_REQUIREMENT_
Report all lines in the records that hold the string "value".

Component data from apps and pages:
- Opening Delimiter -
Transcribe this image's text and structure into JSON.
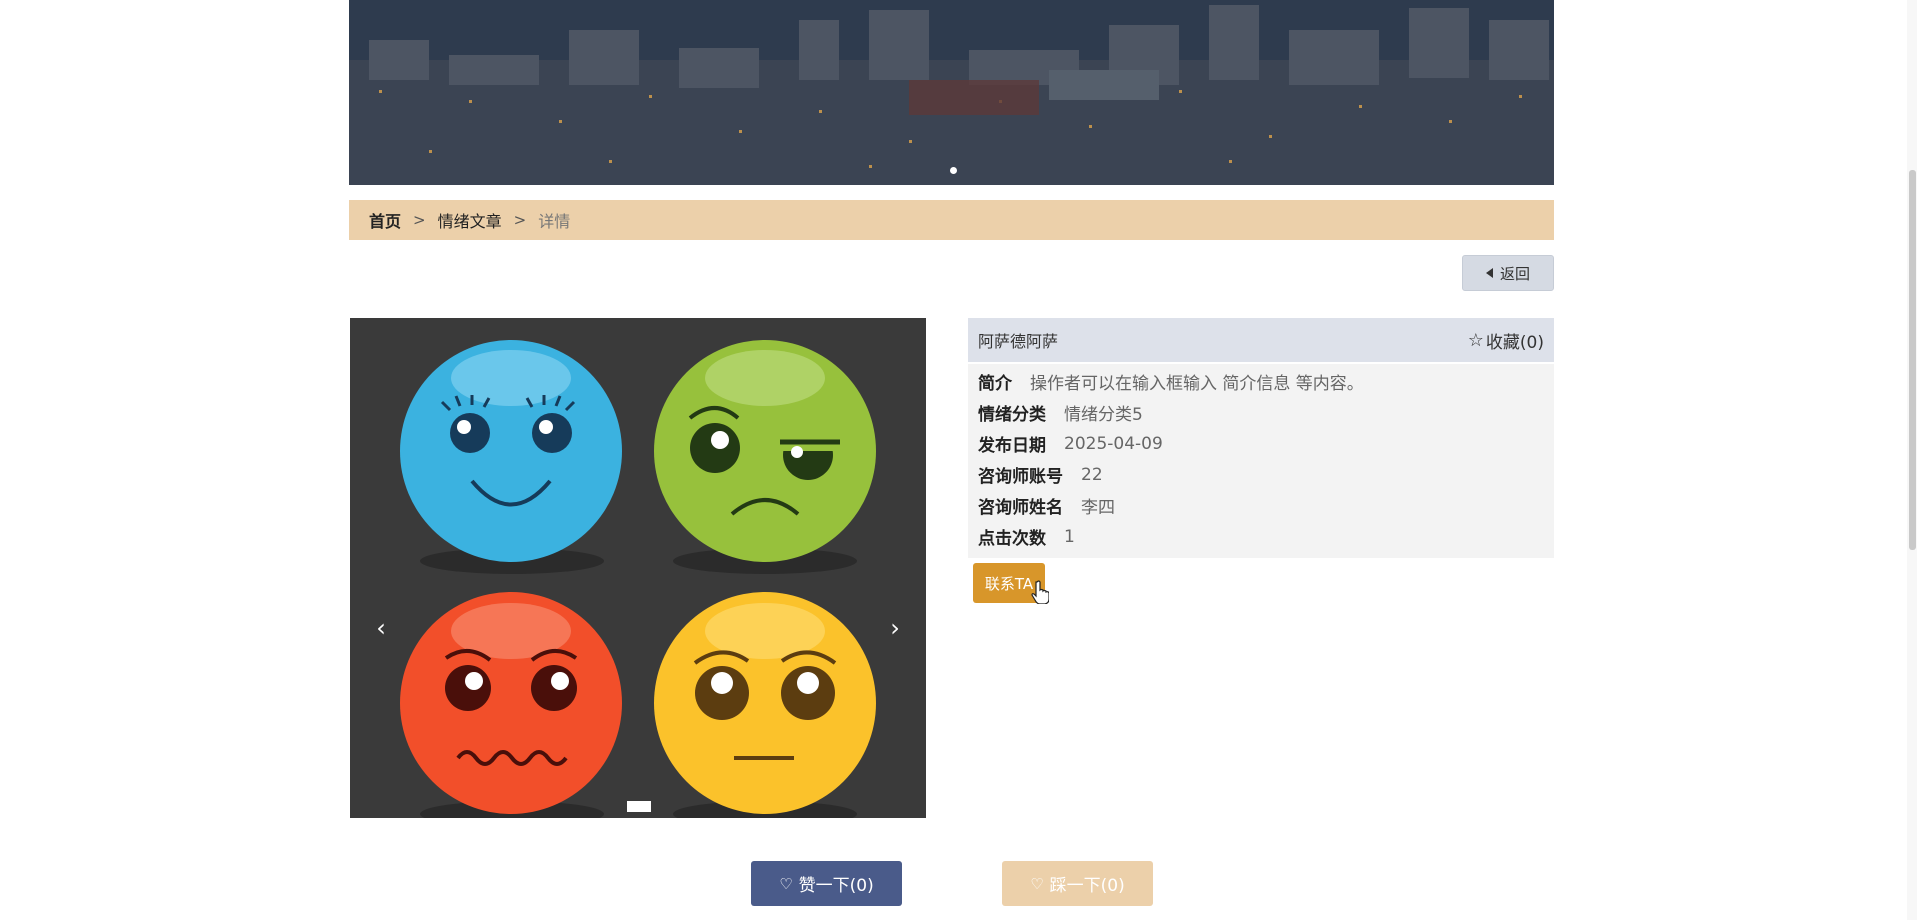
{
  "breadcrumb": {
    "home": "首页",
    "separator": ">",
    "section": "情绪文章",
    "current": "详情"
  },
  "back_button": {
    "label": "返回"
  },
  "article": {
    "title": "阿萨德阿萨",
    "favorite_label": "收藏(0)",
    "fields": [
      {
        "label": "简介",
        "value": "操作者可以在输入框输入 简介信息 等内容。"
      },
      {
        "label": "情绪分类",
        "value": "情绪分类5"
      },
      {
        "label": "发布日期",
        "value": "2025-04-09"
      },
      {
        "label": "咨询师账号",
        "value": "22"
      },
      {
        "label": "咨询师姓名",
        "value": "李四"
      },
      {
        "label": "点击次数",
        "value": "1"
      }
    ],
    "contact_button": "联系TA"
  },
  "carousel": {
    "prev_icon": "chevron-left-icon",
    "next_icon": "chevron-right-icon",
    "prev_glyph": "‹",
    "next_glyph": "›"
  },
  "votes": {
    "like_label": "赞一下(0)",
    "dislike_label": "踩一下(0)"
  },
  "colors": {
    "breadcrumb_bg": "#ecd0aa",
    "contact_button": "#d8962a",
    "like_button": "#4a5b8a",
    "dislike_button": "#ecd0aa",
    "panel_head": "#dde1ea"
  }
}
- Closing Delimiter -
_RESPONSE FOR THIS EXERCISE_
        "value": "操作者可以在输入框输入 简介信息 等内容。"
        "value": "情绪分类5"
        "value": "2025-04-09"
        "value": "22"
        "value": "李四"
        "value": "1"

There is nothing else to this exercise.